BEGIN GIVEN DATA

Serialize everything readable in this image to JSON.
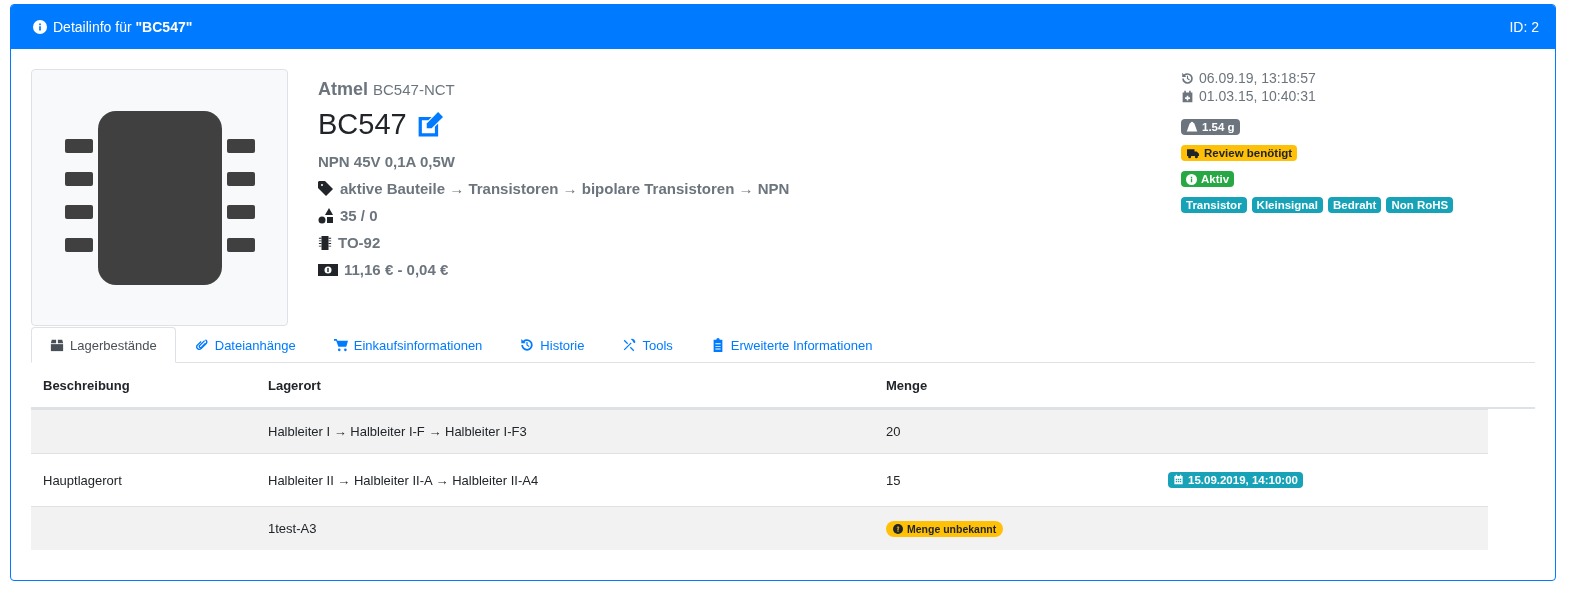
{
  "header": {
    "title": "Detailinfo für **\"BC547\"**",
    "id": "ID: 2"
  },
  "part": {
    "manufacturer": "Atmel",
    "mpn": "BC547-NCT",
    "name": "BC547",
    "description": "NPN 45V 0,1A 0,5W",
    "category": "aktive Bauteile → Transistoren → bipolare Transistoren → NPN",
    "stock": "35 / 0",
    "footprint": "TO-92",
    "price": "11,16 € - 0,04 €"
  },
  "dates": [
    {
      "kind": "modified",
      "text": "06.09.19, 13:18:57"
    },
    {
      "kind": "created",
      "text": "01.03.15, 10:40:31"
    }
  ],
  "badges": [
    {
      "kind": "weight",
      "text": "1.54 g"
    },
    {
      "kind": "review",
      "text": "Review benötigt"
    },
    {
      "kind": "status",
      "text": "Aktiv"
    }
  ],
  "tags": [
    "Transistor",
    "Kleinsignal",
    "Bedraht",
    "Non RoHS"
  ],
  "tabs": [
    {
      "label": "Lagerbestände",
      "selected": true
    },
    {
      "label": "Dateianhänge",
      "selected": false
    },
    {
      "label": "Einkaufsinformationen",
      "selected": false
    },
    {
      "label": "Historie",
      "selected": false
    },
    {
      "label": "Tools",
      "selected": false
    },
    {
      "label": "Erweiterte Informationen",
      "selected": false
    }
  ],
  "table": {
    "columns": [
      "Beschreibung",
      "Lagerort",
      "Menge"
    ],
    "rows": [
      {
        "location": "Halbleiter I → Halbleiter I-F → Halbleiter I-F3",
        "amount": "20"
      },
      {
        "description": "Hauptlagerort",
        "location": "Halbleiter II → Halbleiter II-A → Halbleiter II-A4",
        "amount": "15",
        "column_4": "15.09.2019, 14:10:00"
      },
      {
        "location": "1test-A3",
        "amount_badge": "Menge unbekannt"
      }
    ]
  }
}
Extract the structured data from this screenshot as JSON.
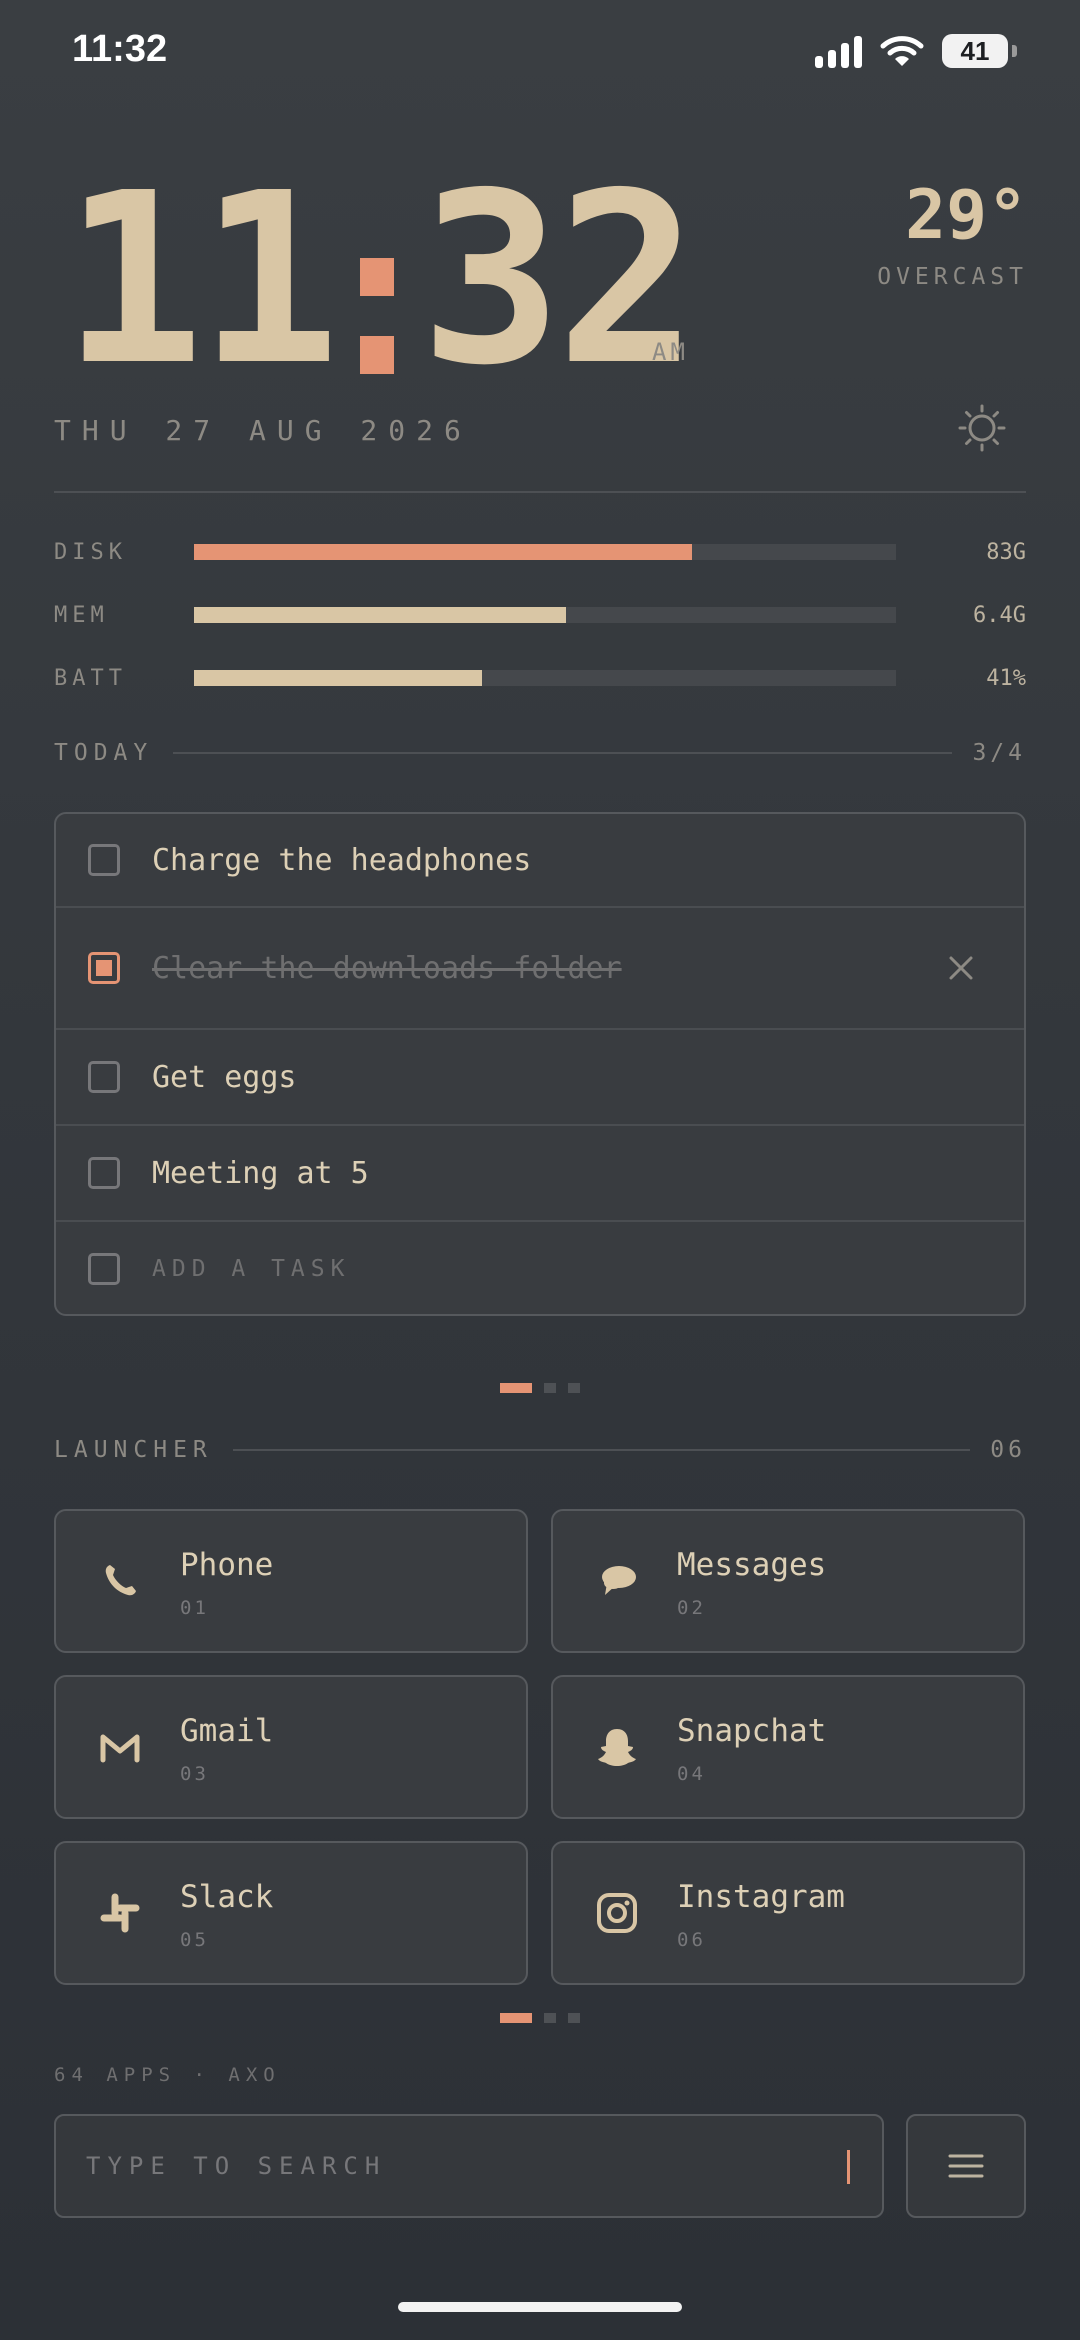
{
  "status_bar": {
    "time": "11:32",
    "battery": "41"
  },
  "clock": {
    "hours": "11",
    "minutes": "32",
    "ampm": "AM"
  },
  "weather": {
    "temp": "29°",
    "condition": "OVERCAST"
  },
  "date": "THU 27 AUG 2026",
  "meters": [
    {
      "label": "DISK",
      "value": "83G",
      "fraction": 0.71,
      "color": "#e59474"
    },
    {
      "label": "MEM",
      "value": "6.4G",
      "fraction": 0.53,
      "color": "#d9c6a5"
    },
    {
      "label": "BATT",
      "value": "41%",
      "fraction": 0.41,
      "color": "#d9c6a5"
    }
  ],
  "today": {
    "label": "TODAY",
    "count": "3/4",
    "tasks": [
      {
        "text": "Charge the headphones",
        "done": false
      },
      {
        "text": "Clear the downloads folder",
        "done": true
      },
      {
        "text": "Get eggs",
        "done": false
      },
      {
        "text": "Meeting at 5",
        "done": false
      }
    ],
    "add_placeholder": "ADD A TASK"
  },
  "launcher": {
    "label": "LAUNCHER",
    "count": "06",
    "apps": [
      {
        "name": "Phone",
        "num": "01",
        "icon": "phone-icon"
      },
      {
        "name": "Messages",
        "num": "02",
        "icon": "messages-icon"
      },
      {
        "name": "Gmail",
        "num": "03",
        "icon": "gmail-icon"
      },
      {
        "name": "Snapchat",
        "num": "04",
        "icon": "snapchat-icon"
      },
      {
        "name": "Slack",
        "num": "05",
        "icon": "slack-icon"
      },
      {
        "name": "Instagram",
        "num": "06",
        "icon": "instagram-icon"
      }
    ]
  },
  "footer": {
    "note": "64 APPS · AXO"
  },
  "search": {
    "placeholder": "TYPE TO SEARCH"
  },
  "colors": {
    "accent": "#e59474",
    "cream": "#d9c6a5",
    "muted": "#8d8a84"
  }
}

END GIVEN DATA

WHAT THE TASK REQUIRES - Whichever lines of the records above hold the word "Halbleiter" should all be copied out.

RESPONSE TO THIS EXERCISE -
        "location": "Halbleiter I → Halbleiter I-F → Halbleiter I-F3",
        "location": "Halbleiter II → Halbleiter II-A → Halbleiter II-A4",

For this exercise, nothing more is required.